RECORDS TO USE Start Marker
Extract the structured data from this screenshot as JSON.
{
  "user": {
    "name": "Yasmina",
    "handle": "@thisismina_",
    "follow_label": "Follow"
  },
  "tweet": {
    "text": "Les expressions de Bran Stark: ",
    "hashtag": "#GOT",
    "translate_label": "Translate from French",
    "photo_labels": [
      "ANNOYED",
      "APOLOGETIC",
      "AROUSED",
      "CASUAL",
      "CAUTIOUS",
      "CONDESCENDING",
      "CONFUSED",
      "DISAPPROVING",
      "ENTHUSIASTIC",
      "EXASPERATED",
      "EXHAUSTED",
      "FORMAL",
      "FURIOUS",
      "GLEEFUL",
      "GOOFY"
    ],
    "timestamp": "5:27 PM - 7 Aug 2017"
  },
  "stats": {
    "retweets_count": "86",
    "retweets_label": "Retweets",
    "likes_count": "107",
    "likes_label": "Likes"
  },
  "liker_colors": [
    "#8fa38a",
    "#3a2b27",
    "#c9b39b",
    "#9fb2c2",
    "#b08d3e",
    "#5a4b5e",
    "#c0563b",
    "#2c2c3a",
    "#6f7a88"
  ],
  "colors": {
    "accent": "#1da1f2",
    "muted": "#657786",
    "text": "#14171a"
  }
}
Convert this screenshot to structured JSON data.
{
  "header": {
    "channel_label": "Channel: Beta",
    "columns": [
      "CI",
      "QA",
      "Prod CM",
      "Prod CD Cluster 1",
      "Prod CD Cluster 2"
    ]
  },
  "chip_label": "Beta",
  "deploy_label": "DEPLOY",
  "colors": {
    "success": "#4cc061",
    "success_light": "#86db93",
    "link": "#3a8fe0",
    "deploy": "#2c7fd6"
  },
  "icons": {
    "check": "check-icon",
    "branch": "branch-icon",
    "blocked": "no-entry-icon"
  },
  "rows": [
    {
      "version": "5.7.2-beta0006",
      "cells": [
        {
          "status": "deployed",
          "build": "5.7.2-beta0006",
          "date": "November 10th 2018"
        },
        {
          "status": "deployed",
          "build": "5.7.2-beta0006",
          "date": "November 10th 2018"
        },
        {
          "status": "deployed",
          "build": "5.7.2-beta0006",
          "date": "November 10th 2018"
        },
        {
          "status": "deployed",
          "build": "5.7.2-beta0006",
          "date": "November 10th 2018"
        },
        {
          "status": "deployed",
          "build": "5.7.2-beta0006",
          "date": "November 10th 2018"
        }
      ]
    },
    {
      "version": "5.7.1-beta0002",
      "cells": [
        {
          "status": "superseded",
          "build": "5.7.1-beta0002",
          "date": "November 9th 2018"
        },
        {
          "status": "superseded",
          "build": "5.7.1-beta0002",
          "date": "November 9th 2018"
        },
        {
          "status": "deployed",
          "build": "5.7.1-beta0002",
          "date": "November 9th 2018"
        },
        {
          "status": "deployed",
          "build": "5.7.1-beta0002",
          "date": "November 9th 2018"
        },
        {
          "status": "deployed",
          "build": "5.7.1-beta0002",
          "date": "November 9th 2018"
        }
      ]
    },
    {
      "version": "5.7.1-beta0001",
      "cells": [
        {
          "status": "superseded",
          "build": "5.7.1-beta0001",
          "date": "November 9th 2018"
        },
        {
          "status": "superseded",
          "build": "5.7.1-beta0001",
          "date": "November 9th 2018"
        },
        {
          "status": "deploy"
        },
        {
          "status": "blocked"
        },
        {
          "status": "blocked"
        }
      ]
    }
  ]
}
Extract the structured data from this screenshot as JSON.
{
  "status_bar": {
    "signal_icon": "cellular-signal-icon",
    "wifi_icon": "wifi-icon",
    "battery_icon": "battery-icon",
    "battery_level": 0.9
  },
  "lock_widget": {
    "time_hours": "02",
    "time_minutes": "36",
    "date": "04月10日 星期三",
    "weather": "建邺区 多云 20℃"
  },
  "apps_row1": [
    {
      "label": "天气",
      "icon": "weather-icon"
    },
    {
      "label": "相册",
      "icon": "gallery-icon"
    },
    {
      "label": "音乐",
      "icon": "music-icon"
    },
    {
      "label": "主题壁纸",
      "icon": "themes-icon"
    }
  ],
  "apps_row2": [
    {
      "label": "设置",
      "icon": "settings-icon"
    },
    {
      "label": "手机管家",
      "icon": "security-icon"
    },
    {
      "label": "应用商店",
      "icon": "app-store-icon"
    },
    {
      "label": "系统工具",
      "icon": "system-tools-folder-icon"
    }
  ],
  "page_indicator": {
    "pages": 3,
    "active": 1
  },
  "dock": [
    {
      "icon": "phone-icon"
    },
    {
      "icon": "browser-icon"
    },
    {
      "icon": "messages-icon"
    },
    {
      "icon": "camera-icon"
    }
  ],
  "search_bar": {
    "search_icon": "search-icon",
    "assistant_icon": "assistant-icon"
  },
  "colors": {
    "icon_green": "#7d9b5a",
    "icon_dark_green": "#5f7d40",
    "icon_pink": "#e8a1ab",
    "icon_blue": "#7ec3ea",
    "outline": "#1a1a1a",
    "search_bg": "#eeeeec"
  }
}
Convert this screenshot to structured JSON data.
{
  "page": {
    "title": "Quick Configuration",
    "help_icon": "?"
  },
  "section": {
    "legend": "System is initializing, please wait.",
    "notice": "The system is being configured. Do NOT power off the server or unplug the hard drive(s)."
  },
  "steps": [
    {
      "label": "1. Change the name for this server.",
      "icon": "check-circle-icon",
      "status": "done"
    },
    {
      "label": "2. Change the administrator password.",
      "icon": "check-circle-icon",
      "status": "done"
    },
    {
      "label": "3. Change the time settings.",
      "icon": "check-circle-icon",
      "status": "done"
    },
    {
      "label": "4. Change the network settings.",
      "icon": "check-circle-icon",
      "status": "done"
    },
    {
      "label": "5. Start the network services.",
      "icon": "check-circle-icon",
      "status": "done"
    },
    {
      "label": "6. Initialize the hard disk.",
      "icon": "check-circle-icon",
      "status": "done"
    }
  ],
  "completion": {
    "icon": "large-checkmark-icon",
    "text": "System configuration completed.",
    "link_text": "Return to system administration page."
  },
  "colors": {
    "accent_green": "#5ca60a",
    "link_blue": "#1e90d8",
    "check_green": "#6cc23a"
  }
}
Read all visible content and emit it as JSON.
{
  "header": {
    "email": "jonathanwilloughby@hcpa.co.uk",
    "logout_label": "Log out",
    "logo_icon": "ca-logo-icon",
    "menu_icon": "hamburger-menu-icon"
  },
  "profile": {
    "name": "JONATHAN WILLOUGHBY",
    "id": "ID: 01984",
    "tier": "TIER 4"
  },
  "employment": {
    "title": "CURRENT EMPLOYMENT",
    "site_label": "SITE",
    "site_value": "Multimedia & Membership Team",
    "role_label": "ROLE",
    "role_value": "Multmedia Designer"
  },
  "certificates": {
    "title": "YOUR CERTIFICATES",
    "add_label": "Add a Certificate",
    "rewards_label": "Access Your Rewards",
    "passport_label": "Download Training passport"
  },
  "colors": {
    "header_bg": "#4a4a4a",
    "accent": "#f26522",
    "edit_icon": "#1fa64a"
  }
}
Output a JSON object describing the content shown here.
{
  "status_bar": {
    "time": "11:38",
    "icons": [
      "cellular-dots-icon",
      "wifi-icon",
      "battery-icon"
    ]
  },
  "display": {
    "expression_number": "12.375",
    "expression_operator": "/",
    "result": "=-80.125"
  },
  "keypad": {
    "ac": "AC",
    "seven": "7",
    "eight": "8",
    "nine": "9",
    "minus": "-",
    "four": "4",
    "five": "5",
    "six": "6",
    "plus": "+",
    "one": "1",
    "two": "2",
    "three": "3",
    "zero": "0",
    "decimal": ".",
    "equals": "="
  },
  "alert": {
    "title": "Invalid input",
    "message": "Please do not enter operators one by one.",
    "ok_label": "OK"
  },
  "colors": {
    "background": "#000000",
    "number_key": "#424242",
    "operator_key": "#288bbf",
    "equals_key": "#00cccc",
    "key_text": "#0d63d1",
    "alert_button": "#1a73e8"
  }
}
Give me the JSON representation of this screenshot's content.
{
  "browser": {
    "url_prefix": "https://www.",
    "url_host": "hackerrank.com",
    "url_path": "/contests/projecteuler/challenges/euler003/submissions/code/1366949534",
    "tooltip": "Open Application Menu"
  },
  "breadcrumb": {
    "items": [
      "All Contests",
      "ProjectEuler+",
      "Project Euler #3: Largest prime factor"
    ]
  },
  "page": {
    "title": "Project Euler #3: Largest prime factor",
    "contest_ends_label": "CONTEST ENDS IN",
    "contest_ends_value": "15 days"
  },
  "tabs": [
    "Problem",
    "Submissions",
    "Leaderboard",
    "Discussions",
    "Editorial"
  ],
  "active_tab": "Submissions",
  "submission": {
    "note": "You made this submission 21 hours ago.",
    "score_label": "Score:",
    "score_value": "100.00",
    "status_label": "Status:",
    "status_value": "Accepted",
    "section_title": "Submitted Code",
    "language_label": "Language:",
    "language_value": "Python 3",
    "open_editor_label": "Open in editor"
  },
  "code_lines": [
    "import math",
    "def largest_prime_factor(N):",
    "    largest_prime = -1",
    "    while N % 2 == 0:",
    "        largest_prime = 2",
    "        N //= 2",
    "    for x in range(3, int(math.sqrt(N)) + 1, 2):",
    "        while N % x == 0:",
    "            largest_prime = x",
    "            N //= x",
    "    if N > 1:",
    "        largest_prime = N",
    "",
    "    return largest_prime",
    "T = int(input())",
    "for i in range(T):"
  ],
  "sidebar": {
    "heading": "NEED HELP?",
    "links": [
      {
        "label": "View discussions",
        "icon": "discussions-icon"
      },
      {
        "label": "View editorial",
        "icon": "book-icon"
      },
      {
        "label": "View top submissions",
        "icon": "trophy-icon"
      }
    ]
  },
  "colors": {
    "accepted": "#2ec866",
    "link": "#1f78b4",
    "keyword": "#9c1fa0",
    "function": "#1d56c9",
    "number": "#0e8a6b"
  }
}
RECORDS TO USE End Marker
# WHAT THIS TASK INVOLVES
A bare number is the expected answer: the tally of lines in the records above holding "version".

# RESPONSE BOX
3